Stored entries
--- START ---

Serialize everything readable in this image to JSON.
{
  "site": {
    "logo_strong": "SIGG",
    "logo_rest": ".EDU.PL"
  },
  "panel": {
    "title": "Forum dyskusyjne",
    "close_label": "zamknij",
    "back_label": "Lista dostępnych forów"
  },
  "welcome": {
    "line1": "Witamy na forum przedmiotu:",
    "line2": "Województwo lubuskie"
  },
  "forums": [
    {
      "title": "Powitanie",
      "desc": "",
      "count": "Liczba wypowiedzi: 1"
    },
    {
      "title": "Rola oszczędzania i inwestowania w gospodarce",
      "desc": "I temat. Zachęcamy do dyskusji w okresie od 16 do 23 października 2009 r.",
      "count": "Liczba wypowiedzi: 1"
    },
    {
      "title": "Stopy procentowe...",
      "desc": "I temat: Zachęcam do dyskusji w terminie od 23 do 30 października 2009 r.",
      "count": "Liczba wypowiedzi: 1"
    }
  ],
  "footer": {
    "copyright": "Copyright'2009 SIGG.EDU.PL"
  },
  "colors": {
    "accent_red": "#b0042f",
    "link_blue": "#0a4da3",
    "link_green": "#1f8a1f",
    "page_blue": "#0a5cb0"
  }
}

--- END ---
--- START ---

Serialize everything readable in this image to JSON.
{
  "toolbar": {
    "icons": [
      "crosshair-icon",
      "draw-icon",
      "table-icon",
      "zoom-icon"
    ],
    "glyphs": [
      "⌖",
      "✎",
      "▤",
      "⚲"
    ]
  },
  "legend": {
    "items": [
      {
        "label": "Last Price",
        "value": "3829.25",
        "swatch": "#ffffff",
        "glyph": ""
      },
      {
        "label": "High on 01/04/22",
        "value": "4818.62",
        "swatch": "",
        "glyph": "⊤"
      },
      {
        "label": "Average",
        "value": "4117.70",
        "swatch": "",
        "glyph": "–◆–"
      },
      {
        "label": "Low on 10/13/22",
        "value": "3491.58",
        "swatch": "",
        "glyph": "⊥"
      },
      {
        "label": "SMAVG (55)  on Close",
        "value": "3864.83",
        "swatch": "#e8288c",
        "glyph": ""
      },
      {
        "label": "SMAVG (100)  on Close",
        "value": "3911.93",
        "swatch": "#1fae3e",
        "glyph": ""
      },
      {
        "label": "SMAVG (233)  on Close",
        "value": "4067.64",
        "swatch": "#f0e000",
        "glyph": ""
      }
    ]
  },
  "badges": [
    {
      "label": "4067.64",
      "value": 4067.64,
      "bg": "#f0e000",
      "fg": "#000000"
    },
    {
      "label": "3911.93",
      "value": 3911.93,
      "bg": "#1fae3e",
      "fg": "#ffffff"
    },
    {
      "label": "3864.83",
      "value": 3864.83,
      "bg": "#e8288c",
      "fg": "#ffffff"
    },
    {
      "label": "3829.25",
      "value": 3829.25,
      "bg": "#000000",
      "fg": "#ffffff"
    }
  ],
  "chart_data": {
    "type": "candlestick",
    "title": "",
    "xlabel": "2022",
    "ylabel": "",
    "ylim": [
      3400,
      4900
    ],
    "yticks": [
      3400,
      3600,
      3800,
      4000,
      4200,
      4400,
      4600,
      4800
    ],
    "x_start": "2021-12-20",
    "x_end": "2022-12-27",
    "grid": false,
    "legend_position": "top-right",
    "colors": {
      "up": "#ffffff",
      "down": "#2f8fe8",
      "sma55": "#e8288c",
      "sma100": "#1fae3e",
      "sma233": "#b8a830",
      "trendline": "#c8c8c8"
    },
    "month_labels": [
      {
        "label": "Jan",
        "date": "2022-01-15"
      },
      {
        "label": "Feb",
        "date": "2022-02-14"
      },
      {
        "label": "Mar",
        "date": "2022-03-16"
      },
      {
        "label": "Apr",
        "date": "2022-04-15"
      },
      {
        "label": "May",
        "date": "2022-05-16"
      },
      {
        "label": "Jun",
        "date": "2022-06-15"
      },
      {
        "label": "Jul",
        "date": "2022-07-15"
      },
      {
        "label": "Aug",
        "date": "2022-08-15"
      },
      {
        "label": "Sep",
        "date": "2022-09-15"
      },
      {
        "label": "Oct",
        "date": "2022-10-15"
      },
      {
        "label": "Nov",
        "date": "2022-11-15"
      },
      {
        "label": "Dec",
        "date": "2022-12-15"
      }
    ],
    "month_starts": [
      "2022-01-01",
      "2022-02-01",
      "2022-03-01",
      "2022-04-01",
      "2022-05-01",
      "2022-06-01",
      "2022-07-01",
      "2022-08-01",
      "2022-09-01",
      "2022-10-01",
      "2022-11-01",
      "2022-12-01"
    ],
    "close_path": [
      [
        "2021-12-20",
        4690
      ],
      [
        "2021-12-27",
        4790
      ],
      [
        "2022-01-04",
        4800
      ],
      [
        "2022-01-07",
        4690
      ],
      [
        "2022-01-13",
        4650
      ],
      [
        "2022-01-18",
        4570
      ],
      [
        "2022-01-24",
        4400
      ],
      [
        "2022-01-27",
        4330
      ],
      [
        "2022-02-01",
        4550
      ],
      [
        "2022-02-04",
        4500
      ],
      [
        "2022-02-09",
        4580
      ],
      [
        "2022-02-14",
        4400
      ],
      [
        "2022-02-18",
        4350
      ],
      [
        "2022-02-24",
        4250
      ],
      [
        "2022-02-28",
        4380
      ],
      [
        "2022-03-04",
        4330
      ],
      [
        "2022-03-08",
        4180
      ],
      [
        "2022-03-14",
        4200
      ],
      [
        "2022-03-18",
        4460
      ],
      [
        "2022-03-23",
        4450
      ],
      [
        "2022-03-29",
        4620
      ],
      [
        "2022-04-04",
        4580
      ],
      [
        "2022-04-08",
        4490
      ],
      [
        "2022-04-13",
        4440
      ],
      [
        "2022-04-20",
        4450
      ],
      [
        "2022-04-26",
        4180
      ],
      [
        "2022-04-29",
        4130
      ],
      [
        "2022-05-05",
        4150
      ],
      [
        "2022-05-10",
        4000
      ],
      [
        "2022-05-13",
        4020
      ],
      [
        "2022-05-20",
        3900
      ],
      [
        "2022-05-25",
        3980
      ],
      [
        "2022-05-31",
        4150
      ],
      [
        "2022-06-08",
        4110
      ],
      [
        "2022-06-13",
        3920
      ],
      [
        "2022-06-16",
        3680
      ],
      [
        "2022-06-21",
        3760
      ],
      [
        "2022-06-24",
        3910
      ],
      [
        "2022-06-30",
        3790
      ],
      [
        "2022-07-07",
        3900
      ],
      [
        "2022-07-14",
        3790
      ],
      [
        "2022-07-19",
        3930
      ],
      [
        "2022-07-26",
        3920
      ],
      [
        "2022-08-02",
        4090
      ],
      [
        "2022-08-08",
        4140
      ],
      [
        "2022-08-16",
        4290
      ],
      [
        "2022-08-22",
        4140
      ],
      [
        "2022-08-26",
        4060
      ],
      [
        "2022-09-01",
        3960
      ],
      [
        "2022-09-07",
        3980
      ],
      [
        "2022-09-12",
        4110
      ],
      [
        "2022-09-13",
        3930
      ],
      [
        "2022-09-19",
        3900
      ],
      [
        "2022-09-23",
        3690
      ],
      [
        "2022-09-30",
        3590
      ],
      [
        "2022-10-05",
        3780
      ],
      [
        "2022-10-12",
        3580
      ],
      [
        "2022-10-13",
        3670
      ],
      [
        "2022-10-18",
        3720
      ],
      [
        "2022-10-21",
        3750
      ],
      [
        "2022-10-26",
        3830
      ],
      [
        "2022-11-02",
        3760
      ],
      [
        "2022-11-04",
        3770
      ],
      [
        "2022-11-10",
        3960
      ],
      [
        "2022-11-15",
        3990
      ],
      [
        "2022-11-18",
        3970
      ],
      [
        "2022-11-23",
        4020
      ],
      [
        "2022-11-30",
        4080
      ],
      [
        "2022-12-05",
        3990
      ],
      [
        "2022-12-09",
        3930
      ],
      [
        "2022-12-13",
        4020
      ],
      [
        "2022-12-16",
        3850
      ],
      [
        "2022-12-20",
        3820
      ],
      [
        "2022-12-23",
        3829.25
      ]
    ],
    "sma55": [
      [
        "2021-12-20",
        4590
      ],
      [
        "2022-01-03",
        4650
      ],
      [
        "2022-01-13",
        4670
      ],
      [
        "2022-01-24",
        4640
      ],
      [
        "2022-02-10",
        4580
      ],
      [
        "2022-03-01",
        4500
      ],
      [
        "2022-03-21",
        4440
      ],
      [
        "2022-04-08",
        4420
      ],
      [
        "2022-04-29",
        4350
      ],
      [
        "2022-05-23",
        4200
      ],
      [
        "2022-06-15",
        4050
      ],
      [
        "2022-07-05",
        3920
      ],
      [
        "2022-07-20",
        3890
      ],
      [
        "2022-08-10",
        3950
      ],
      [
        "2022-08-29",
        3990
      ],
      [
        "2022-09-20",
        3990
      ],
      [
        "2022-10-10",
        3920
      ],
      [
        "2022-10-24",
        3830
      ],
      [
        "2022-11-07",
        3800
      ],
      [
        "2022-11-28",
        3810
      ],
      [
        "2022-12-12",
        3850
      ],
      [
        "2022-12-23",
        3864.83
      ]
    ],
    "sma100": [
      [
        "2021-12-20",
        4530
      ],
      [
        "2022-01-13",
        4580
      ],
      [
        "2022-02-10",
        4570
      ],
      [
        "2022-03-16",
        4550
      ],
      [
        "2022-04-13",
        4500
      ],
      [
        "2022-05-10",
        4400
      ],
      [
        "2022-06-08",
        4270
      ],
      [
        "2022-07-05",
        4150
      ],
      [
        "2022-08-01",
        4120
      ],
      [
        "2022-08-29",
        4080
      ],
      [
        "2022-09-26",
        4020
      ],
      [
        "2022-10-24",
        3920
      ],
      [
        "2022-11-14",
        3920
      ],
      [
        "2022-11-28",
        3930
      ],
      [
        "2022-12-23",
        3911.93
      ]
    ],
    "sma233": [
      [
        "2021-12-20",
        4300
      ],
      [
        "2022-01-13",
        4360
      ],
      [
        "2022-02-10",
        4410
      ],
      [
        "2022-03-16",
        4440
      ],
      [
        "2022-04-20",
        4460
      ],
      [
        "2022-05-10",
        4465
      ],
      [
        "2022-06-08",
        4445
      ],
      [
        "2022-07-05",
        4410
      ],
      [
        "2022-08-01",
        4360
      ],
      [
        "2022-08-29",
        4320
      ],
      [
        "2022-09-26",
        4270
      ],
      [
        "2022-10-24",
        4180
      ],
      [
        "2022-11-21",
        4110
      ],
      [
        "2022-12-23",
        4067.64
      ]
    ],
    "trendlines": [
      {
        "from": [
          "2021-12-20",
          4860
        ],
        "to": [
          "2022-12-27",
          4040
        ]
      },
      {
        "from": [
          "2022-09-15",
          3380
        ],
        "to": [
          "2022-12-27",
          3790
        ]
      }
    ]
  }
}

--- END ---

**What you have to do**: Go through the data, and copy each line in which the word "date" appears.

**Answer section**:
        "date": "2022-01-15"
        "date": "2022-02-14"
        "date": "2022-03-16"
        "date": "2022-04-15"
        "date": "2022-05-16"
        "date": "2022-06-15"
        "date": "2022-07-15"
        "date": "2022-08-15"
        "date": "2022-09-15"
        "date": "2022-10-15"
        "date": "2022-11-15"
        "date": "2022-12-15"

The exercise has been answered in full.